Many poems of return were composed in Persia, such as by the little known 19th century Iranian Rabbi and poet of the cities of Rasht and Tehran, Yaghoub ben Paltiel (c. 1830-unknown). In “Eress Ha-Qedoosha,” Rashti repeats the biblical motifs to “Gather your scattered with renewed zeal. Build the city of Zion, the Beit HaMiqdash and the holy abode. Let them sing a new song in Zion.”
Indeed the poems of return inspired many new songs, with the rise of Zionism and the First and Second Aliyah from Europe (1882-1903 and 1904-1914). Avraham Shemuel Recanati (1888-1980) was a Saloniki journalist, poet and Zionist activist who translated ha-Levi’s poetry into Ladino (Judeo-Spanish) and journeyed to Israel in 1934. Exiled from Spain and Portugal, Sephardi poets traditionally had sung of their longing to return to their Spanish motherland. Recanati symbolized Ladino poetry’s dramatic shift in the late 19th century, which expressed the community’s intense desire to return to Jerusalem. As Recanati’s poem “Yerushalayim” states: “The name itself would have held no special meaning in our youth, had we not yearned for it out of the sense of mystery, of secrecy, of the supernatural.”
But the prophetic pull to the Promised Land was not enough. The gas chambers of Europe and the antisemitic expulsions from the Middle East were the persecution pushes that birthed the State of Israel. Millions of Jews returned.
It was not exactly what the poets had prophesied. And I often wonder if Yehuda ha-Levi had lived in Jerusalem instead of Spain, what poems would he have written? Contemporary Israeli poets continue his legacy, infusing their everyday poems with scripture and prayer. Poets like Erez Bitton from Morocco and Ronny Someck from Iraq encompass the Mizrahi memory of return.

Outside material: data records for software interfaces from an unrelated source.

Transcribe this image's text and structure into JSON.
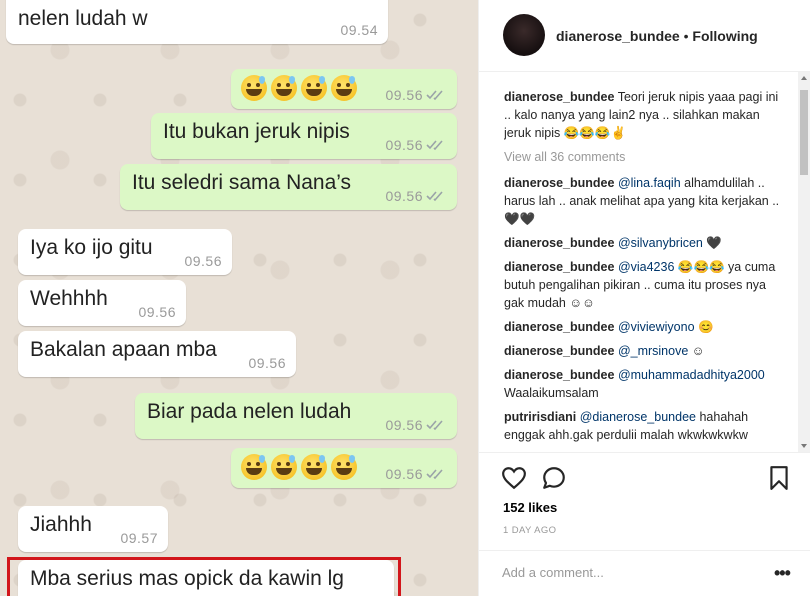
{
  "chat": {
    "messages": [
      {
        "dir": "in",
        "text": "nelen ludah w",
        "time": "09.54"
      },
      {
        "dir": "out",
        "emoji": "😅😅😅😅",
        "time": "09.56"
      },
      {
        "dir": "out",
        "text": "Itu bukan jeruk nipis",
        "time": "09.56"
      },
      {
        "dir": "out",
        "text": "Itu seledri sama Nana’s",
        "time": "09.56"
      },
      {
        "dir": "in",
        "text": "Iya ko ijo gitu",
        "time": "09.56"
      },
      {
        "dir": "in",
        "text": "Wehhhh",
        "time": "09.56"
      },
      {
        "dir": "in",
        "text": "Bakalan apaan mba",
        "time": "09.56"
      },
      {
        "dir": "out",
        "text": "Biar pada nelen ludah",
        "time": "09.56"
      },
      {
        "dir": "out",
        "emoji": "😅😅😅😅",
        "time": "09.56"
      },
      {
        "dir": "in",
        "text": "Jiahhh",
        "time": "09.57"
      },
      {
        "dir": "in",
        "text": "Mba serius mas opick da kawin lg",
        "time": ""
      }
    ]
  },
  "post": {
    "header": {
      "username": "dianerose_bundee",
      "separator": " • ",
      "follow_status": "Following"
    },
    "caption": {
      "username": "dianerose_bundee",
      "text": "Teori jeruk nipis yaaa pagi ini .. kalo nanya yang lain2 nya .. silahkan makan jeruk nipis 😂😂😂✌"
    },
    "view_all": "View all 36 comments",
    "comments": [
      {
        "username": "dianerose_bundee",
        "mention": "@lina.faqih",
        "text": " alhamdulilah .. harus lah .. anak melihat apa yang kita kerjakan .. 🖤🖤"
      },
      {
        "username": "dianerose_bundee",
        "mention": "@silvanybricen",
        "text": " 🖤"
      },
      {
        "username": "dianerose_bundee",
        "mention": "@via4236",
        "text": " 😂😂😂 ya cuma butuh pengalihan pikiran .. cuma itu proses nya gak mudah ☺☺"
      },
      {
        "username": "dianerose_bundee",
        "mention": "@viviewiyono",
        "text": " 😊"
      },
      {
        "username": "dianerose_bundee",
        "mention": "@_mrsinove",
        "text": " ☺"
      },
      {
        "username": "dianerose_bundee",
        "mention": "@muhammadadhitya2000",
        "text": " Waalaikumsalam"
      },
      {
        "username": "putririsdiani",
        "mention": "@dianerose_bundee",
        "text": " hahahah enggak ahh.gak perdulii malah wkwkwkwkw"
      }
    ],
    "likes": "152 likes",
    "time_ago": "1 DAY AGO",
    "add_comment_placeholder": "Add a comment...",
    "more_label": "•••"
  },
  "colors": {
    "highlight": "#d2161b",
    "bubble_out": "#dcf8c6",
    "bubble_in": "#ffffff",
    "mention": "#003569"
  }
}
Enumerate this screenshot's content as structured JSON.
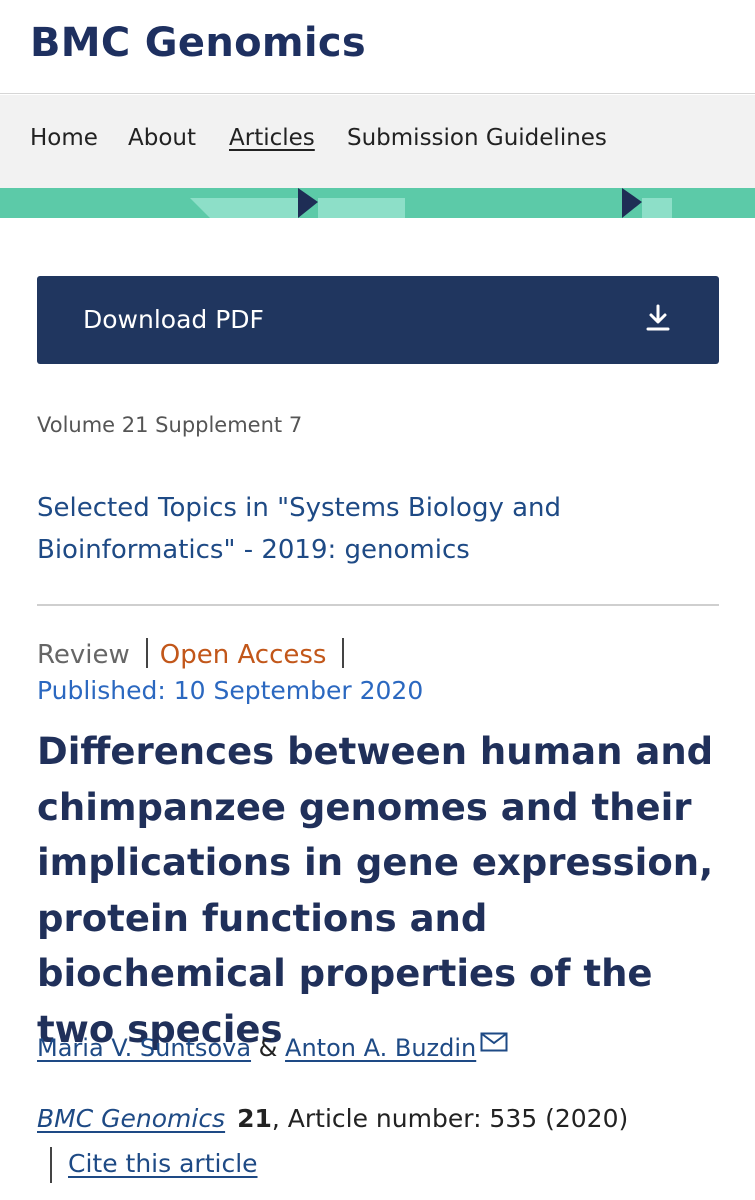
{
  "header": {
    "title": "BMC Genomics"
  },
  "nav": {
    "items": [
      {
        "label": "Home",
        "active": false
      },
      {
        "label": "About",
        "active": false
      },
      {
        "label": "Articles",
        "active": true
      },
      {
        "label": "Submission Guidelines",
        "active": false
      }
    ]
  },
  "download": {
    "label": "Download PDF",
    "icon": "download-icon"
  },
  "volume": "Volume 21 Supplement 7",
  "collection": {
    "title": "Selected Topics in \"Systems Biology and Bioinformatics\" - 2019: genomics"
  },
  "article": {
    "type": "Review",
    "access": "Open Access",
    "published": "Published: 10 September 2020",
    "title": "Differences between human and chimpanzee genomes and their implications in gene expression, protein functions and biochemical properties of the two species",
    "authors": [
      {
        "name": "Maria V. Suntsova"
      },
      {
        "name": "Anton A. Buzdin",
        "icon": "mail-icon"
      }
    ],
    "author_joiner": "&",
    "citation": {
      "journal": "BMC Genomics",
      "volume": "21",
      "details": ", Article number: 535 (2020)"
    },
    "cite_label": "Cite this article"
  },
  "colors": {
    "brand_navy": "#20365f",
    "title_navy": "#20305a",
    "stripe_teal": "#5ccaa8",
    "link_blue": "#1e4a85",
    "published_blue": "#2b68c0",
    "open_access_orange": "#c2571a"
  }
}
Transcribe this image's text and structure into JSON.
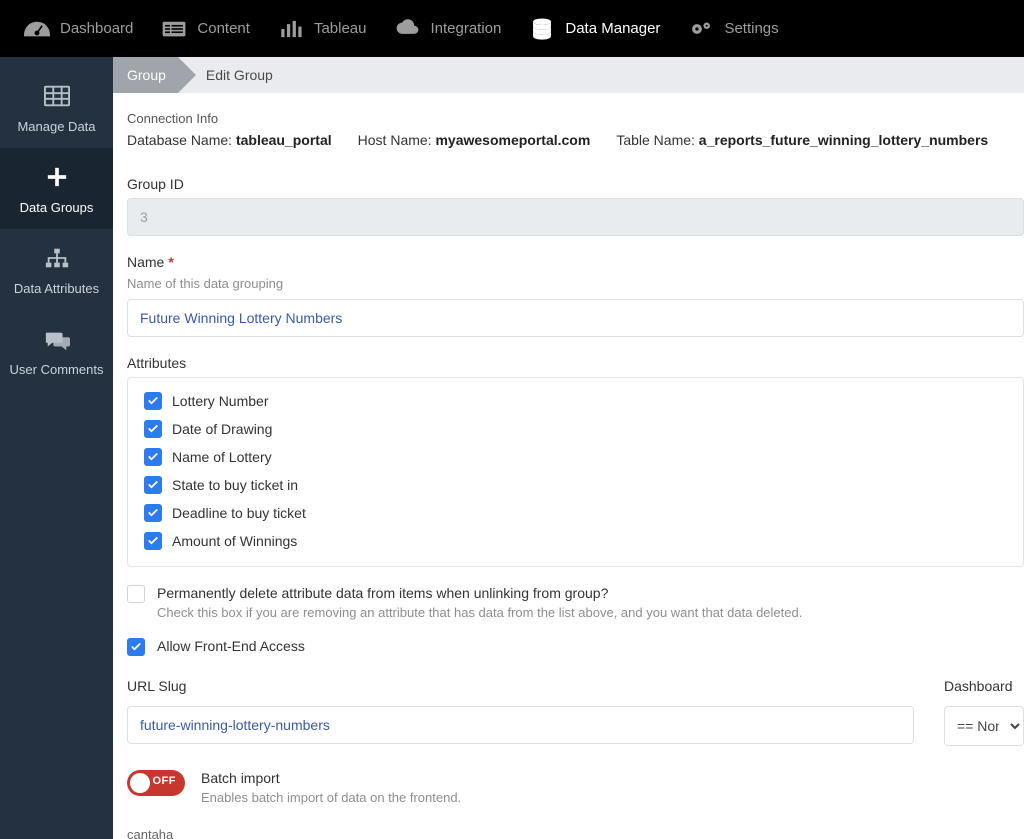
{
  "topnav": [
    {
      "label": "Dashboard",
      "icon": "gauge",
      "active": false
    },
    {
      "label": "Content",
      "icon": "list",
      "active": false
    },
    {
      "label": "Tableau",
      "icon": "bars",
      "active": false
    },
    {
      "label": "Integration",
      "icon": "cloud",
      "active": false
    },
    {
      "label": "Data Manager",
      "icon": "database",
      "active": true
    },
    {
      "label": "Settings",
      "icon": "gears",
      "active": false
    }
  ],
  "sidebar": [
    {
      "label": "Manage Data",
      "icon": "table",
      "active": false
    },
    {
      "label": "Data Groups",
      "icon": "plus",
      "active": true
    },
    {
      "label": "Data Attributes",
      "icon": "sitemap",
      "active": false
    },
    {
      "label": "User Comments",
      "icon": "comments",
      "active": false
    }
  ],
  "breadcrumb": {
    "first": "Group",
    "second": "Edit Group"
  },
  "connection": {
    "heading": "Connection Info",
    "db_label": "Database Name:",
    "db_value": "tableau_portal",
    "host_label": "Host Name:",
    "host_value": "myawesomeportal.com",
    "table_label": "Table Name:",
    "table_value": "a_reports_future_winning_lottery_numbers"
  },
  "group_id": {
    "label": "Group ID",
    "value": "3"
  },
  "name": {
    "label": "Name",
    "required_mark": "*",
    "hint": "Name of this data grouping",
    "value": "Future Winning Lottery Numbers"
  },
  "attributes": {
    "label": "Attributes",
    "items": [
      {
        "label": "Lottery Number",
        "checked": true
      },
      {
        "label": "Date of Drawing",
        "checked": true
      },
      {
        "label": "Name of Lottery",
        "checked": true
      },
      {
        "label": "State to buy ticket in",
        "checked": true
      },
      {
        "label": "Deadline to buy ticket",
        "checked": true
      },
      {
        "label": "Amount of Winnings",
        "checked": true
      }
    ]
  },
  "perm_delete": {
    "checked": false,
    "title": "Permanently delete attribute data from items when unlinking from group?",
    "sub": "Check this box if you are removing an attribute that has data from the list above, and you want that data deleted."
  },
  "front_access": {
    "checked": true,
    "label": "Allow Front-End Access"
  },
  "url_slug": {
    "label": "URL Slug",
    "value": "future-winning-lottery-numbers"
  },
  "dashboard": {
    "label": "Dashboard",
    "selected": "== None"
  },
  "batch_import": {
    "state": "OFF",
    "title": "Batch import",
    "sub": "Enables batch import of data on the frontend."
  },
  "bottom_hint": "cantaha"
}
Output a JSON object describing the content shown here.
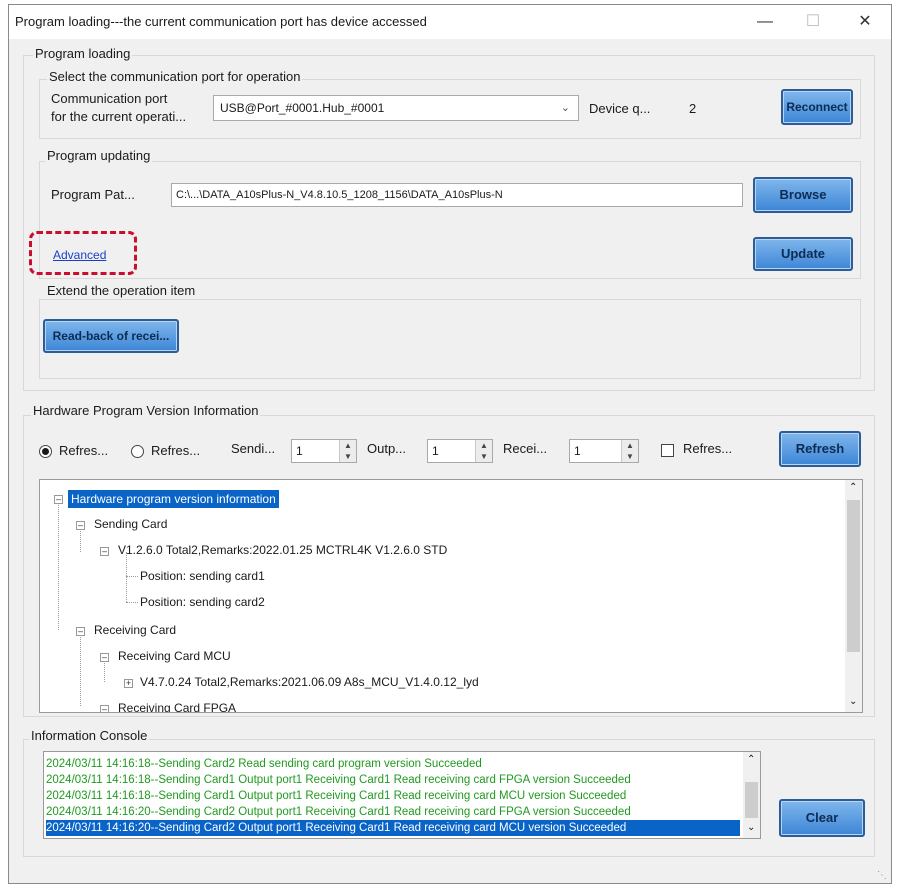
{
  "window": {
    "title": "Program loading---the current communication port has device accessed"
  },
  "program_loading": {
    "group_label": "Program loading",
    "select_port": {
      "group_label": "Select the communication port for operation",
      "port_label_line1": "Communication port",
      "port_label_line2": "for the current operati...",
      "port_value": "USB@Port_#0001.Hub_#0001",
      "device_label": "Device q...",
      "device_count": "2",
      "reconnect_label": "Reconnect"
    },
    "program_updating": {
      "group_label": "Program updating",
      "path_label": "Program Pat...",
      "path_value": "C:\\...\\DATA_A10sPlus-N_V4.8.10.5_1208_1156\\DATA_A10sPlus-N",
      "browse_label": "Browse",
      "advanced_label": "Advanced",
      "update_label": "Update"
    },
    "extend": {
      "group_label": "Extend the operation item",
      "readback_label": "Read-back of recei..."
    }
  },
  "hardware": {
    "group_label": "Hardware Program Version Information",
    "radio1_label": "Refres...",
    "radio2_label": "Refres...",
    "sending_label": "Sendi...",
    "sending_value": "1",
    "output_label": "Outp...",
    "output_value": "1",
    "receiving_label": "Recei...",
    "receiving_value": "1",
    "check_label": "Refres...",
    "refresh_label": "Refresh",
    "tree": {
      "root": "Hardware program version information",
      "sending_card": "Sending Card",
      "sending_version": "V1.2.6.0 Total2,Remarks:2022.01.25 MCTRL4K V1.2.6.0 STD",
      "position1": "Position: sending card1",
      "position2": "Position: sending card2",
      "receiving_card": "Receiving Card",
      "receiving_mcu": "Receiving Card MCU",
      "mcu_version": "V4.7.0.24 Total2,Remarks:2021.06.09  A8s_MCU_V1.4.0.12_lyd",
      "receiving_fpga": "Receiving Card FPGA"
    }
  },
  "console": {
    "group_label": "Information Console",
    "lines": [
      "2024/03/11 14:16:18--Sending Card2 Read sending card program version Succeeded",
      "2024/03/11 14:16:18--Sending Card1 Output port1 Receiving Card1 Read receiving card FPGA version Succeeded",
      "2024/03/11 14:16:18--Sending Card1 Output port1 Receiving Card1 Read receiving card MCU version Succeeded",
      "2024/03/11 14:16:20--Sending Card2 Output port1 Receiving Card1 Read receiving card FPGA version Succeeded",
      "2024/03/11 14:16:20--Sending Card2 Output port1 Receiving Card1 Read receiving card MCU version Succeeded"
    ],
    "clear_label": "Clear"
  }
}
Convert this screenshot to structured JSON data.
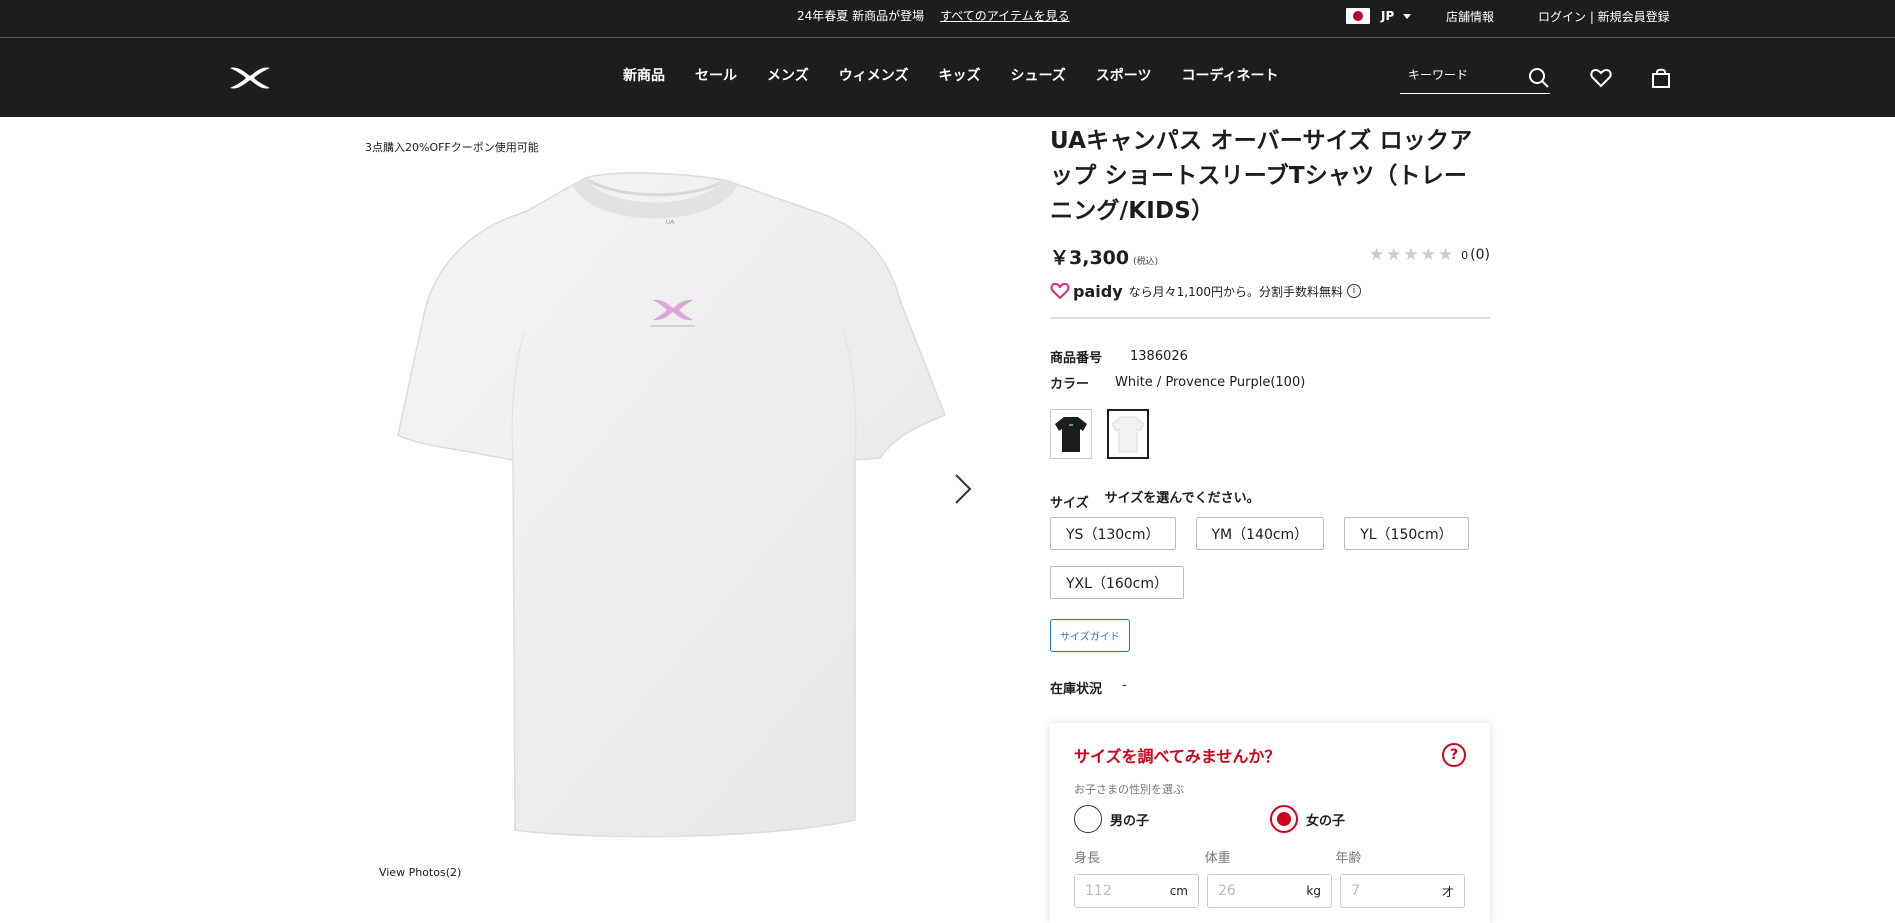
{
  "topbar": {
    "promo_text": "24年春夏 新商品が登場",
    "promo_link": "すべてのアイテムを見る",
    "region": "JP",
    "store_info": "店舗情報",
    "login": "ログイン | 新規会員登録"
  },
  "header": {
    "nav": [
      "新商品",
      "セール",
      "メンズ",
      "ウィメンズ",
      "キッズ",
      "シューズ",
      "スポーツ",
      "コーディネート"
    ],
    "search_placeholder": "キーワード"
  },
  "gallery": {
    "coupon": "3点購入20%OFFクーポン使用可能",
    "view_photos": "View Photos(2)"
  },
  "product": {
    "title": "UAキャンパス オーバーサイズ ロックアップ ショートスリーブTシャツ（トレーニング/KIDS）",
    "price": "￥3,300",
    "tax": "(税込)",
    "rating_count": "0",
    "rating_paren": "(0)",
    "paidy_brand": "paidy",
    "paidy_text": "なら月々1,100円から。分割手数料無料",
    "item_no_label": "商品番号",
    "item_no": "1386026",
    "color_label": "カラー",
    "color": "White / Provence Purple(100)",
    "size_label": "サイズ",
    "size_prompt": "サイズを選んでください。",
    "sizes": [
      "YS（130cm）",
      "YM（140cm）",
      "YL（150cm）",
      "YXL（160cm）"
    ],
    "size_guide": "サイズガイド",
    "stock_label": "在庫状況",
    "stock_value": "-"
  },
  "finder": {
    "title": "サイズを調べてみませんか？",
    "subtitle": "お子さまの性別を選ぶ",
    "boy": "男の子",
    "girl": "女の子",
    "height_label": "身長",
    "weight_label": "体重",
    "age_label": "年齢",
    "height_ph": "112",
    "height_unit": "cm",
    "weight_ph": "26",
    "weight_unit": "kg",
    "age_ph": "7",
    "age_unit": "才"
  },
  "colors": {
    "accent_red": "#d0021b",
    "header_bg": "#1d1d1d",
    "guide_blue": "#1f7ac1",
    "logo_pink": "#d9a7d8"
  }
}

Bitton (b. 1942), hailed as the founding father of Mizrahi contemporary poetry, captures the in-between space of return in his poem “Scaffolding,” where he writes: “On the threshold of half a house in the Land of Israel my father stood.” Driven from their homelands by persecution and discriminated against in Israel, Jews from Arab lands experienced the return to Israel not as a utopian biblical fulfillment, but a jarring reality. “When Did Your Peace Begin?” is the question Ronny Someck (b. 1951) raises in the title of his poem. He captures what many Israelis — those who sought the promised peace of return — ask.
I, too, am a diaspora poet. My family was displaced in 1951 from Iraq, lived in Israel for a time and later moved to Australia, where I was born. Eight years ago, I chose to make aliyah to Israel with my own family. In my poem “How to Speak to Stones,” I seek to harmonize the ideal longing of Sephardi poets with today’s reality. I have learned that the news tells one story and the streets another. My friends at the local café tell me that the poetry of Yehuda ha-Levi and Shelomo Ibn Gabirol is sung by the Turkish-born prince of Israeli rock music, Berry Sakharof. The poems also are still sung in synagogues and at Shabbat tables.
My friends tell me the poets of exile are today’s poets of return. This is what I remember when I sing these beautiful poems with my family on Friday night.
Note: This poetry exhibit and article were conceived and developed in August and September 2023, prior to Hamas waging war in Israel.